John B. Gurdon
To reprogram the nucleus of an adult somatic cell back to an early embryonic pattern of gene expression is a first step in creating stem cells for cell replacement. We aim to find a way of reprogramming the nuclei of readily accessible adult cells in order to generate embryos of the same genetic constitution as the adult cell donors. These derived embryonic cells can then be treated with various factors and conditions to make them specialize into different kinds of cell types. This experimental procedure provides, in principle, a way of creating replacement cells of the same genetic constitution as a donor, thereby avoiding the need for immunosuppression. We transplant nuclei from adult mouse or human cells into the growing oocytes of amphibia. The transplanted nuclei do not replicate DNA or divide but switch their pattern of gene expression directly into that characteristic of stem cells, by activating stem cell marker genes such as Oct4 and Nanog. The very large size and great abundance of amphibian oocytes enables us to try to identify the molecules and mechanisms involved in direct nuclear reprogramming. We combine several cell and molecular biological procedures with nuclear transfer to identify molecules involved in nuclear reprogramming. We plan to identify the mouse or human homologs of the Xenopus reprogramming molecules that we identify. We think it may become possible to overexpress these molecules in adult mammalian cells and so to directly initiate or facilitate their rejuvenation to a stem cell status.

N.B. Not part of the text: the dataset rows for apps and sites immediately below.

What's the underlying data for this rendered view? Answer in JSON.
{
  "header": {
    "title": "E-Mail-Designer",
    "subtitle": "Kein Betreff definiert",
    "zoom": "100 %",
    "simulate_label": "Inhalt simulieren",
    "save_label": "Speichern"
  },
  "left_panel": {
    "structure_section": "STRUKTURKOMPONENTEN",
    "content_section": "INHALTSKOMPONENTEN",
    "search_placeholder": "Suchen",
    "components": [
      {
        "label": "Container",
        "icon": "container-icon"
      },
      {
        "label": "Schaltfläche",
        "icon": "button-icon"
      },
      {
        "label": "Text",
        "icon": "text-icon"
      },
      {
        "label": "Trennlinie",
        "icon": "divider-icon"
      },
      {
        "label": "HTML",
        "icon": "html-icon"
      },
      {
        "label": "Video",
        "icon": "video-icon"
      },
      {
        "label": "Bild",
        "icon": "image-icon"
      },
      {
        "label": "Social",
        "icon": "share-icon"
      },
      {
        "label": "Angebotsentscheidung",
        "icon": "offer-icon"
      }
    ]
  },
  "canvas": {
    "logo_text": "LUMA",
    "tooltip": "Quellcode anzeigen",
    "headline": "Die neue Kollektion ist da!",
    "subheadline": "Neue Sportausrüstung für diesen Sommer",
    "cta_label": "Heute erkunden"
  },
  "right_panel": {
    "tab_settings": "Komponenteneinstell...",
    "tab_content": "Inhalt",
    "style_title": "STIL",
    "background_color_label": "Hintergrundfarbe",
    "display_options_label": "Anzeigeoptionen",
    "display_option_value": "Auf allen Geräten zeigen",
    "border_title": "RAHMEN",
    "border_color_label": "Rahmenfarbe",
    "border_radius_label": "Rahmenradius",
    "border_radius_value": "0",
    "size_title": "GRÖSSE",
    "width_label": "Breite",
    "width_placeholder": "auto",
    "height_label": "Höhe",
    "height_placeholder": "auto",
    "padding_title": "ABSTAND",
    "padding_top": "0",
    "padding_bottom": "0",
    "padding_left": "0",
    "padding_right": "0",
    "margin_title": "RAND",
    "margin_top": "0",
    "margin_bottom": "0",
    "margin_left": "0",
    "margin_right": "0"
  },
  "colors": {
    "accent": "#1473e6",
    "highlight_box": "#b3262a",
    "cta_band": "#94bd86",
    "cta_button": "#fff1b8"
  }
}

Lab MembershipsGurdon Lab (Principal Investigator/Director)
British Xenopus Group (Other)